Posted By HFHS M.D.-JJ on September 10, 1998 at 14:51:05:
In Reply to: Chronic Urinary Tract Infections posted by Patty on August 30, 1998 at 17:23:14:
In 1984 I developed a neurogenic bladder after spinal surgery on the L5-S1 disk. First, chemonuclease was injected into the disk. Then when I was unable to void, lost muscle mass in my calves, and lost sensation in the saddle area for 10 days a hemi-laminectomy was performed. I straight cath every 4-6 hours. My main concern right now is continuous UTI. I have to take 500 mg of Cipro twice a day. If I don't, I get mild-moderate headaches and feel very, very tired. It now is becoming very hard to treat my vaginal yeast infections. I just took 200 mg Diflucan on 3 consecutive days and I still have my yeast infection. And I am very tired and have headaches. I have never been able to get yeast cultured in my urine. And E-Coli won't culture unless I re-use a catheter without washing it first. I am concerned about my ability to fight infection. Is it decreased as a result of the antibiotic I am taking or my chronic bladder infections? Is there anything I can do? What can I expect in the future? Thanks.

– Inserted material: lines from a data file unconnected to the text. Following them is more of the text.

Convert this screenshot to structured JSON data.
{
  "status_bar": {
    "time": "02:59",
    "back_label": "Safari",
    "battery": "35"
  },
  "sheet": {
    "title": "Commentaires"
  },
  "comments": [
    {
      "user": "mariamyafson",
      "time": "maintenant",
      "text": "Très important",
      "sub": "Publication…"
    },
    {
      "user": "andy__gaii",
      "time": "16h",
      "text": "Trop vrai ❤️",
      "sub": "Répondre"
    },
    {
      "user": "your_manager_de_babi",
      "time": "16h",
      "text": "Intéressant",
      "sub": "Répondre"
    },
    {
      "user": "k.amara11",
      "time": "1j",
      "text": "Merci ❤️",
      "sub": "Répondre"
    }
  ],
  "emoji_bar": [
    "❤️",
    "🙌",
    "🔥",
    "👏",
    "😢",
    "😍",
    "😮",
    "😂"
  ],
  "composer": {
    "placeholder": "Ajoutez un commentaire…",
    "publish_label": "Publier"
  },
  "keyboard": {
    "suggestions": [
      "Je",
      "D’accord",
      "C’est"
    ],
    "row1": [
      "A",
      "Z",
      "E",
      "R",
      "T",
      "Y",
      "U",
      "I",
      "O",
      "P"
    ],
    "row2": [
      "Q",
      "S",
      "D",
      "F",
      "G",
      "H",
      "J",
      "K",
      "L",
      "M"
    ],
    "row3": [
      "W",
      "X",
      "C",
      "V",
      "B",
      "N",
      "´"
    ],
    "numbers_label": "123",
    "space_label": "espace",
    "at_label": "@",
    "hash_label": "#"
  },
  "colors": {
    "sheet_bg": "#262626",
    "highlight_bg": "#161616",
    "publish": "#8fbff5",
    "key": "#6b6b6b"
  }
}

As you are well aware, clean intermittent catheterization (straight catheterization) is necessary in individuals with a neurogenic bladder and considered a clean procedure, and not a sterile procedure. Therefore, it is conceivable that organisms will be introduced into the bladder and will become colonized in the bladder. However, the presence of bacteria and/or white blood cells (which may also be seen in the urine of an individual on intermittent catheterization) detected on a urinalysis dipstick test in the clinic does not constitute a urinary tract infection. We usually do not even send the urine for a urine culture unless the patient is symptomatic with fevers, suprapubic pain (over the bladder), malodorous or cloudy urine, or pain on catheterization. Head aches and fatigue are usually not considered symptoms of a urinary tract infection, and may denote another problem that may be going on.
In your specific case, you dont mention anything about any other symptoms, and in fact indicate that your urine cultures are negative unless you reuse a catheter that has not been washed. To me this indicates that you may not be having a urinary tract infection at all. While Ciprofloxacin is an excellent antibiotic for urinary tract infections, the recommended course for UTIs does not exceed 3 days. Prolonged use can make you more susceptible to developing urinary tract infections in the future that are very resistant to the common antibiotics, and most likely is the cause for your current vaginal yeast infections.
Usually the best thing to do in such a situation is to see your urologist, or any other urologist who treats patients with a neurogenic bladder to sort things out. Radiologic and cystoscopic studies are probably indicated.They may want to stop all the antibiotics, treat whatever yeast infection you have, and wait for specific symptoms as mentioned above. They may treat you only when you have a urinary tract infection, and then put you on prophylactic antibiotics, etc. You may want to work up this headache and fatigue which may or may not be caused by a UTI. Hope this information is helpful and wish you the best.
This information is provided for general medical education purposes only. Please consult your physician for diagnostic and treatment options pertaining to your specific medical condition. More individualized care is available at the Henry Ford Hospital and its satellites (1 800 653 6568).
*Keyword: neurogenic bladder, UTI
Copyright 1994-2018MedHelp.All rights reserved. MedHelp is a division of Vitals Consumer Services, LLC.
The Content on this Site is presented in a summary fashion, and is intended to be used for educational and entertainment purposes only. It is not intended to be and should not be interpreted as medical advice or a diagnosis of any health or fitness problem, condition or disease; or a recommendation for a specific test, doctor, care provider, procedure, treatment plan, product, or course of action. MedHelp is not a medical or healthcare provider and your use of this Site does not create a doctor / patient relationship. We disclaim all responsibility for the professional qualifications and licensing of, and services provided by, any physician or other health providers posting on or otherwise referred to on this Site and/or any Third Party Site. Never disregard the medical advice of your physician or health professional, or delay in seeking such advice, because of something you read on this Site. We offer this Site AS IS and without any warranties. By using this Site you agree to the following Terms and Conditions. If you think you may have a medical emergency, call your physician or 911 immediately.